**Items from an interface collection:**
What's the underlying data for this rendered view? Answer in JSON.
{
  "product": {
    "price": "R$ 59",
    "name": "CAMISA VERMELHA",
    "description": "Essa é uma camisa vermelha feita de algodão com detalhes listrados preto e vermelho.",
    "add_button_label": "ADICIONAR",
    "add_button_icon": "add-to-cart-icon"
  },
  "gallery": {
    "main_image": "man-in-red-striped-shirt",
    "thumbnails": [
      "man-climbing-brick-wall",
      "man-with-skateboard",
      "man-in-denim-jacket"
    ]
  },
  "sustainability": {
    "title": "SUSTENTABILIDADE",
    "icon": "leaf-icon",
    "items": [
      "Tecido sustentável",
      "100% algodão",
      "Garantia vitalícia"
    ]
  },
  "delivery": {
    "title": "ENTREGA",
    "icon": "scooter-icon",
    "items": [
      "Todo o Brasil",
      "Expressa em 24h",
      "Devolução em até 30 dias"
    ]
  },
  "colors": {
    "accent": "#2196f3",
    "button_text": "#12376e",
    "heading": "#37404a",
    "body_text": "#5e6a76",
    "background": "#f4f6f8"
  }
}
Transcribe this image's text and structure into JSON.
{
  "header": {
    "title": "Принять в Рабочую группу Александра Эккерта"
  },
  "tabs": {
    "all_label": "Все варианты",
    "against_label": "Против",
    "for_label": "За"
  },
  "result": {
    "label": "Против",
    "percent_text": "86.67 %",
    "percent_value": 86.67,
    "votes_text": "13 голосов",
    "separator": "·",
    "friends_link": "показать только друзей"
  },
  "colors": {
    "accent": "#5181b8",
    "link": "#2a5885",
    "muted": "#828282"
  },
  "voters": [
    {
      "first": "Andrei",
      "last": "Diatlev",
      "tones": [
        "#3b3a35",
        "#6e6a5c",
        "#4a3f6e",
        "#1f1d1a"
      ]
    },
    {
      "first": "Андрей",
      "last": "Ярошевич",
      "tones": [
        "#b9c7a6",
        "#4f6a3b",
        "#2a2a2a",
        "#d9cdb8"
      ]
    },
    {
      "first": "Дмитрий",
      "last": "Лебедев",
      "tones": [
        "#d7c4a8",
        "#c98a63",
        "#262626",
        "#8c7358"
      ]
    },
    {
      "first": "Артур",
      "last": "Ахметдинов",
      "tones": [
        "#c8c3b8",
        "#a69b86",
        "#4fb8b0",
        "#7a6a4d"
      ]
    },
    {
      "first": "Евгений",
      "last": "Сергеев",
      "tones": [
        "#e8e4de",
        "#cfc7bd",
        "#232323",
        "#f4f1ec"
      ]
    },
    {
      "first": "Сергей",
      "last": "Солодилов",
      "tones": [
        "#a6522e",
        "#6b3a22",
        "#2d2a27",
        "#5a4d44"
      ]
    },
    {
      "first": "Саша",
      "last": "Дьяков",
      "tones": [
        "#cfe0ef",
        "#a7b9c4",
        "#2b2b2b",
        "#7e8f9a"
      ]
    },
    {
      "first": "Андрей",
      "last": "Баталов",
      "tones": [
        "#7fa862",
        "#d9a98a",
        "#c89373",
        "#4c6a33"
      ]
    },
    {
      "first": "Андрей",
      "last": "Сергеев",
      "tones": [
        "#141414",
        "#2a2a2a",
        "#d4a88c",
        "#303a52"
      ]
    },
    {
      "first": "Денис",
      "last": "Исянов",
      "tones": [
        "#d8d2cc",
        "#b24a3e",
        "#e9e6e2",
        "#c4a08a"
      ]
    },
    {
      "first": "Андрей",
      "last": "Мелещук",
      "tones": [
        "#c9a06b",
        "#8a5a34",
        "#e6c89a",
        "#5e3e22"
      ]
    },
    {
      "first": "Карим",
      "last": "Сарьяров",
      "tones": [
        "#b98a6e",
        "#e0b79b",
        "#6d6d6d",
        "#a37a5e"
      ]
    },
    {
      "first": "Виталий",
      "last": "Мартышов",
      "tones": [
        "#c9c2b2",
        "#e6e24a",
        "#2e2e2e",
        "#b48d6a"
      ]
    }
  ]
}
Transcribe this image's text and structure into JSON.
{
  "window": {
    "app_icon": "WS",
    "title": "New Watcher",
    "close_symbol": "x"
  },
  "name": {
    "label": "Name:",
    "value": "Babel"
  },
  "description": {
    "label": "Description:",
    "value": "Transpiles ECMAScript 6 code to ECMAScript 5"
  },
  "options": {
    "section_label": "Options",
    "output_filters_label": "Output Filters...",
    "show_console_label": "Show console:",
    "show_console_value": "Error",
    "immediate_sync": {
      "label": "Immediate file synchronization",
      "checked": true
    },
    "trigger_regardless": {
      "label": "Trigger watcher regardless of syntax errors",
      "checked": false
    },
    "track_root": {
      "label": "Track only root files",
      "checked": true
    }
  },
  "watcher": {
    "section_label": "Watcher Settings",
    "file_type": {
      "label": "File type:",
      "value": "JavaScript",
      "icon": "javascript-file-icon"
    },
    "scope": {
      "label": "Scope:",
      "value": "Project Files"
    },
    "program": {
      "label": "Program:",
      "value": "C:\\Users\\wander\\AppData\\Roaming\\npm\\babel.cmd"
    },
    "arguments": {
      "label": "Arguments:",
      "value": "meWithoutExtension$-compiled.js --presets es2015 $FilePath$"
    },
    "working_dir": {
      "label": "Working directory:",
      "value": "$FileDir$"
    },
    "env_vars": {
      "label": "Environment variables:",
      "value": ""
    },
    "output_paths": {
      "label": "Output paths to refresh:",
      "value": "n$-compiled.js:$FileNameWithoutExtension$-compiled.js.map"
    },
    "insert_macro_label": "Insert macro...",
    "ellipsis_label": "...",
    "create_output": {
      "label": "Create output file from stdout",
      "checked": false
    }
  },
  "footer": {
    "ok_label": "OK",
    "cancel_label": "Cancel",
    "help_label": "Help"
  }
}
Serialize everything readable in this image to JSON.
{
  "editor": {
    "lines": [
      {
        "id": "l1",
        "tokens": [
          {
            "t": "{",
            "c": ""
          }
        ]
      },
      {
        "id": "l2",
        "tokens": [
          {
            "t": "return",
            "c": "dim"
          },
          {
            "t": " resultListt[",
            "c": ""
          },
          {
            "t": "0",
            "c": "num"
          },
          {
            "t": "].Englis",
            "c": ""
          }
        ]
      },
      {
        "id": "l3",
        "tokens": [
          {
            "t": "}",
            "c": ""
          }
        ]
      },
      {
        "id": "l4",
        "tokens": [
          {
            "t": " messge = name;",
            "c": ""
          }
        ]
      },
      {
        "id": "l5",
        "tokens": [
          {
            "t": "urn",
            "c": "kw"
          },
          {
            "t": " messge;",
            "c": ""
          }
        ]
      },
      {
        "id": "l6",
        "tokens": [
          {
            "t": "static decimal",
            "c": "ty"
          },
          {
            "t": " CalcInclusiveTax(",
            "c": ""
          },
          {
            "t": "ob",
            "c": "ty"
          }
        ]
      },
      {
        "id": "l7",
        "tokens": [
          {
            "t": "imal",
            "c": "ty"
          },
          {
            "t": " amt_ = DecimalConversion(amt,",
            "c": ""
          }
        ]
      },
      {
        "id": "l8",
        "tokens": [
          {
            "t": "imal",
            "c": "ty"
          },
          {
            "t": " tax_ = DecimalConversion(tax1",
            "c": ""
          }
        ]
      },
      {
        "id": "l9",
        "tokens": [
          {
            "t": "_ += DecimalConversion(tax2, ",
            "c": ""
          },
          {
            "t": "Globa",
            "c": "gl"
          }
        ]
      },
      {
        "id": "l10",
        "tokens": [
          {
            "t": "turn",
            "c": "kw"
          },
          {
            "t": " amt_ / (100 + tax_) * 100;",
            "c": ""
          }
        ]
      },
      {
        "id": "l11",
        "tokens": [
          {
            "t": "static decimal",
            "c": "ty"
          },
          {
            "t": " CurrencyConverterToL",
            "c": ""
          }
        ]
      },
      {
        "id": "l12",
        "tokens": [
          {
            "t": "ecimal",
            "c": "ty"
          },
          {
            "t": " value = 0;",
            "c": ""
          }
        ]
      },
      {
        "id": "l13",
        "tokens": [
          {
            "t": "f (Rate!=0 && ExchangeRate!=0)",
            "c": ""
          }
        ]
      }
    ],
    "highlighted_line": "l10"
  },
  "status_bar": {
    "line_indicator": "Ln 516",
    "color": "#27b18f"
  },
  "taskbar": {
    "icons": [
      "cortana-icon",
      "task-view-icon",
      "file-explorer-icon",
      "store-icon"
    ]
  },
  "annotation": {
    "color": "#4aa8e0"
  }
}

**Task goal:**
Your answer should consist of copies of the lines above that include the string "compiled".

**Task response:**
      "value": "meWithoutExtension$-compiled.js --presets es2015 $FilePath$"
      "value": "n$-compiled.js:$FileNameWithoutExtension$-compiled.js.map"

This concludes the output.